South Africa's deputy finance minister received a death threat shortly before issuing a statement accusing a wealthy family with links to President Jacob Zuma of offering him the job of finance minister, the Business Day newspaper said on Thursday.
As he was preparing his bombshell statement, Mcebisi Jonas received a text message from a "prominent businessman" telling him to be quiet, the paper - South Africa's main business daily - said.
"Please keep your own counsel. Martyrdom is best left to Christ," the text message read.
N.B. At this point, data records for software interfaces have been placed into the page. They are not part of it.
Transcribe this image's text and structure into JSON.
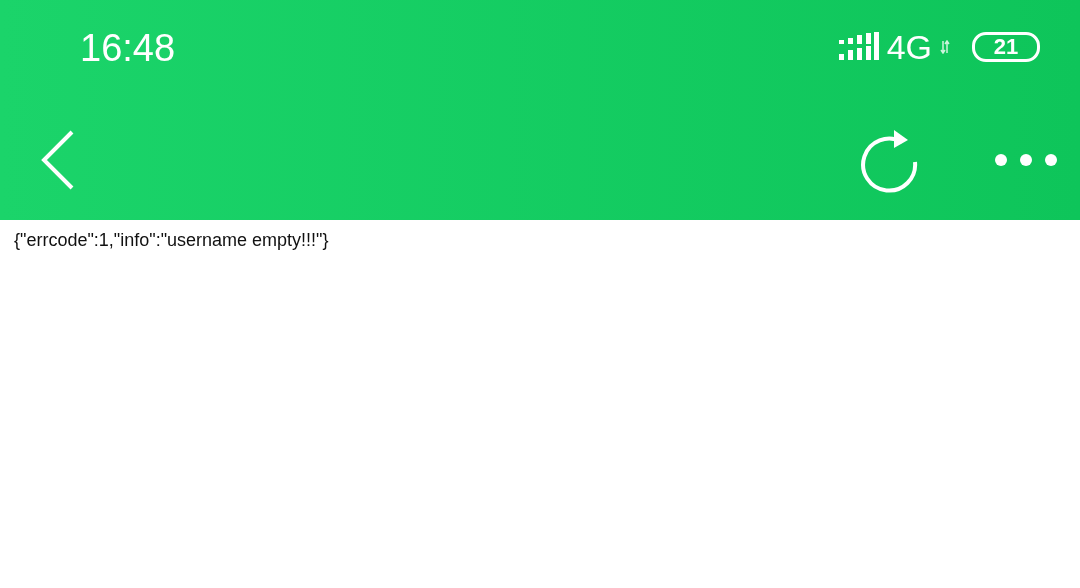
{
  "status_bar": {
    "time": "16:48",
    "network": "4G",
    "battery": "21"
  },
  "body": {
    "text": "{\"errcode\":1,\"info\":\"username empty!!!\"}"
  }
}
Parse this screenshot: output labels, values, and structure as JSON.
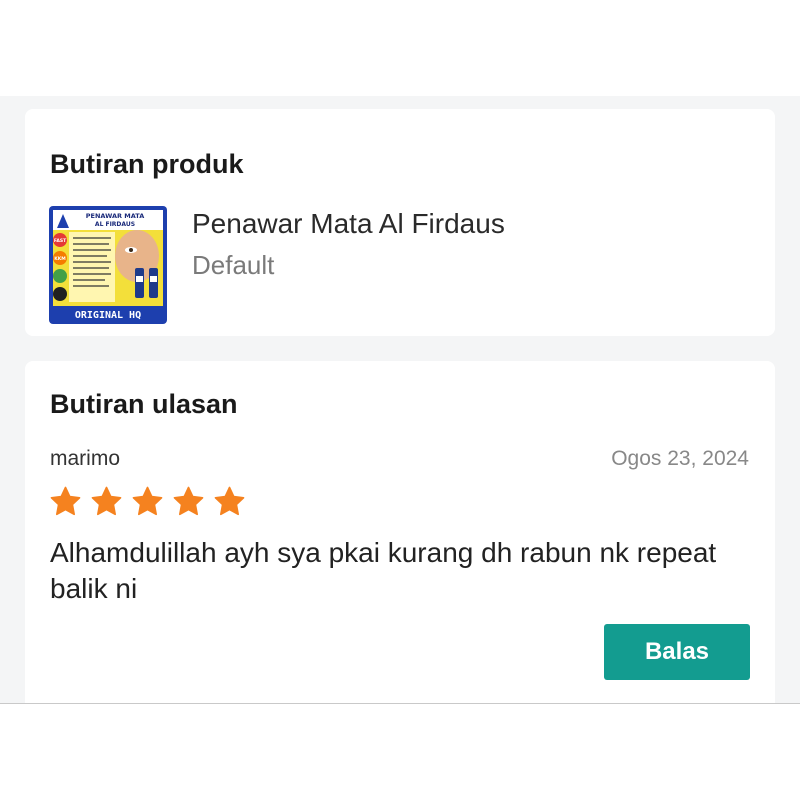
{
  "product_section": {
    "title": "Butiran produk",
    "product": {
      "name": "Penawar Mata Al Firdaus",
      "variant": "Default",
      "image": {
        "heading_line1": "PENAWAR MATA",
        "heading_line2": "AL FIRDAUS",
        "badge_fast": "FAST",
        "badge_kkm": "KKM",
        "footer": "ORIGINAL HQ"
      }
    }
  },
  "review_section": {
    "title": "Butiran ulasan",
    "reviewer": "marimo",
    "date": "Ogos 23, 2024",
    "rating": 5,
    "rating_max": 5,
    "text": "Alhamdulillah ayh sya pkai kurang dh rabun nk repeat balik ni",
    "reply_label": "Balas"
  },
  "colors": {
    "accent": "#139c90",
    "star": "#f5821f",
    "background": "#f4f5f6"
  }
}
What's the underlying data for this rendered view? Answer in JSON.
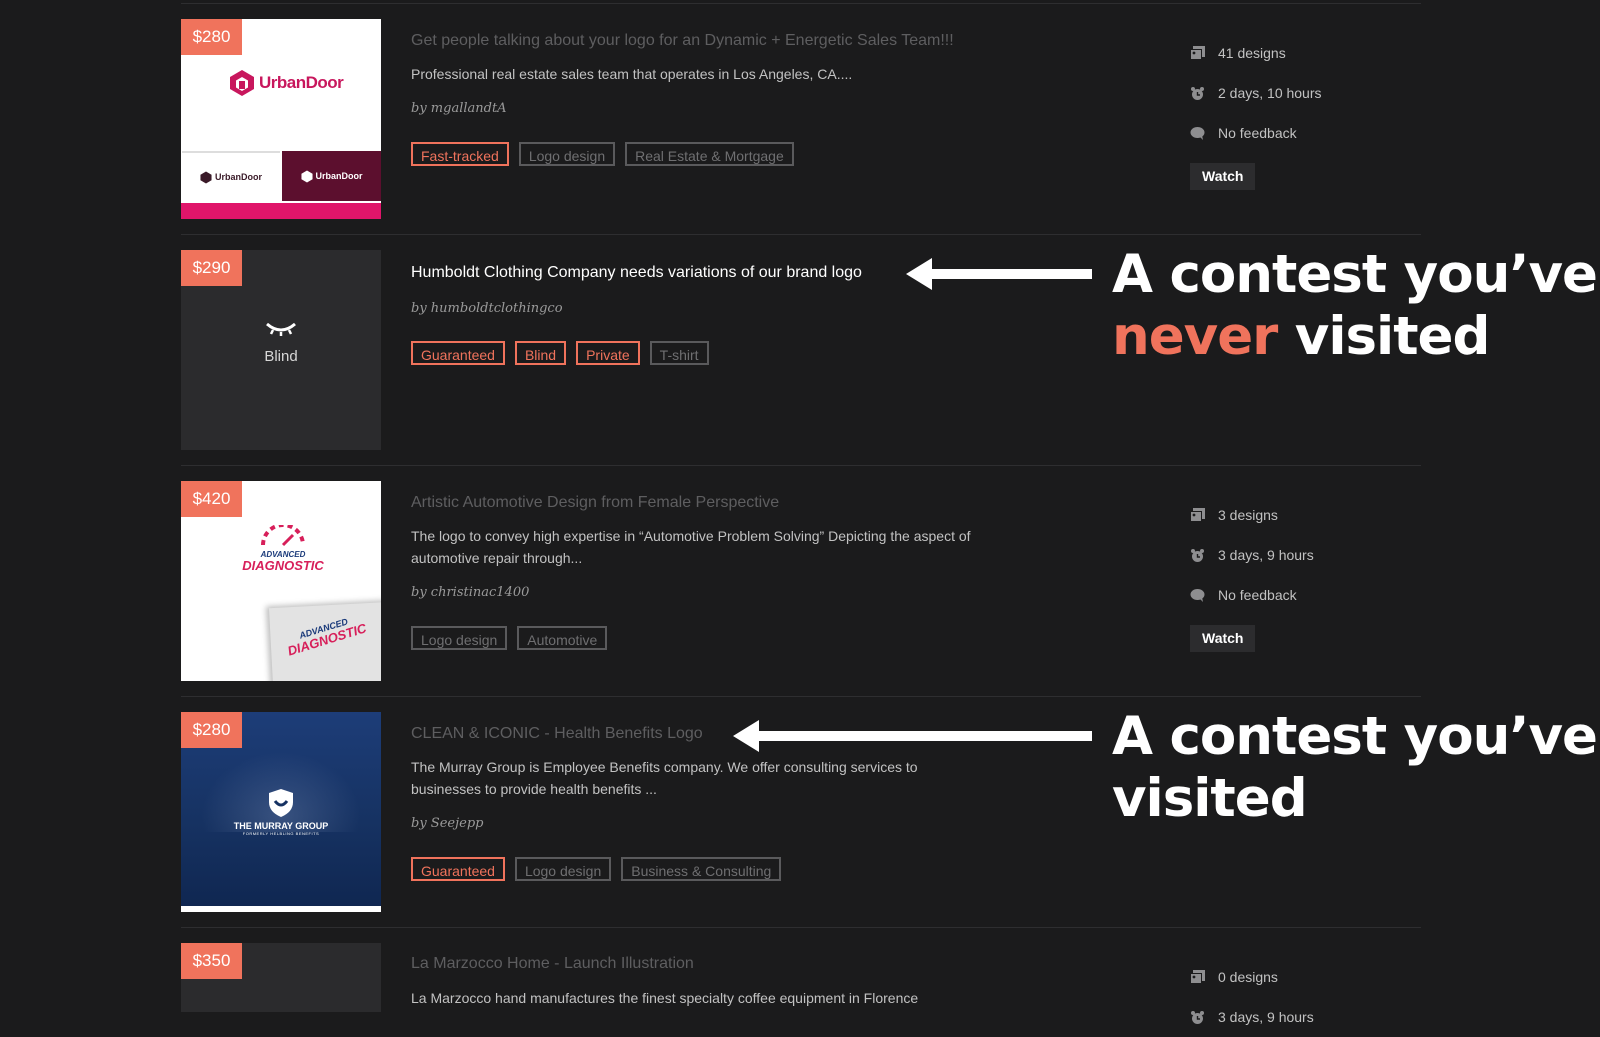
{
  "contests": [
    {
      "price": "$280",
      "title": "Get people talking about your logo for an Dynamic + Energetic Sales Team!!!",
      "description": "Professional real estate sales team that operates in Los Angeles, CA....",
      "author": "by mgallandtA",
      "tags": [
        {
          "label": "Fast-tracked",
          "style": "highlight"
        },
        {
          "label": "Logo design",
          "style": "plain"
        },
        {
          "label": "Real Estate & Mortgage",
          "style": "plain"
        }
      ],
      "stats": {
        "designs": "41 designs",
        "time_left": "2 days, 10 hours",
        "feedback": "No feedback"
      },
      "watch_label": "Watch",
      "thumb_brand": "UrbanDoor"
    },
    {
      "price": "$290",
      "title": "Humboldt Clothing Company needs variations of our brand logo",
      "author": "by humboldtclothingco",
      "tags": [
        {
          "label": "Guaranteed",
          "style": "highlight"
        },
        {
          "label": "Blind",
          "style": "highlight"
        },
        {
          "label": "Private",
          "style": "highlight"
        },
        {
          "label": "T-shirt",
          "style": "plain"
        }
      ],
      "thumb_label": "Blind"
    },
    {
      "price": "$420",
      "title": "Artistic Automotive Design from Female Perspective",
      "description": "The logo to convey high expertise in “Automotive Problem Solving” Depicting the aspect of automotive repair through...",
      "author": "by christinac1400",
      "tags": [
        {
          "label": "Logo design",
          "style": "plain"
        },
        {
          "label": "Automotive",
          "style": "plain"
        }
      ],
      "stats": {
        "designs": "3 designs",
        "time_left": "3 days, 9 hours",
        "feedback": "No feedback"
      },
      "watch_label": "Watch",
      "thumb_brand_small": "ADVANCED",
      "thumb_brand": "DIAGNOSTIC"
    },
    {
      "price": "$280",
      "title": "CLEAN & ICONIC - Health Benefits Logo",
      "description": "The Murray Group is Employee Benefits company. We offer consulting services to businesses to provide health benefits ...",
      "author": "by Seejepp",
      "tags": [
        {
          "label": "Guaranteed",
          "style": "highlight"
        },
        {
          "label": "Logo design",
          "style": "plain"
        },
        {
          "label": "Business & Consulting",
          "style": "plain"
        }
      ],
      "thumb_brand": "THE MURRAY GROUP",
      "thumb_tagline": "FORMERLY HELBLING BENEFITS"
    },
    {
      "price": "$350",
      "title": "La Marzocco Home - Launch Illustration",
      "description": "La Marzocco hand manufactures the finest specialty coffee equipment in Florence",
      "stats": {
        "designs": "0 designs",
        "time_left": "3 days, 9 hours"
      }
    }
  ],
  "annotations": {
    "never_line1": "A contest you’ve",
    "never_accent": "never",
    "never_rest": " visited",
    "visited_line1": "A contest you’ve",
    "visited_line2": "visited"
  },
  "colors": {
    "background": "#1b1b1c",
    "accent": "#f0735c",
    "visited_title": "#5e5e60",
    "unvisited_title": "#ffffff"
  },
  "icons": [
    "designs-icon",
    "clock-icon",
    "feedback-icon",
    "arrow-left-icon",
    "closed-eye-icon"
  ]
}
The paper did not identify the sender.
The report is the latest twist in a saga that has rocked the government of Africa's most advanced economy, amid suggestions the Gupta family, whose business empire stretches from media to mining, have had a hand in top political decisions.
That may even have stretched to Zuma's decision to sack respected finance minister Nhlanhla Nene in December, a move that sent financial markets and the rand into a tail-spin.
In his Wednesday statement, Jonas said the Guptas had offered him Nene's job but he rejected it "out of hand" on the grounds that it made a mockery of South Africa's 22-year-old democracy.
Zuma is due to answer questions in parliament on Thursday, and the ruling African National Congress (ANC) is holding a scheduled meeting of its top brass this weekend at which the scandal will be discussed.
The opposition have called for Zuma's resignation, saying the entire cabinet is compromised, and its main spokesman, Zizi Kodwa, said the party had to "send a clear message, unequivocally" that it could not be unduly influenced.
However, Secretary General Gwede Mantashe said it would not be making any hasty decisions.
"Let's leave that to the processes of the ANC," he told 702 Talk Radio.
The Guptas, who sit on the boards of at least six companies with Zuma's son, Duduzane, denied making job offers to anyone in government.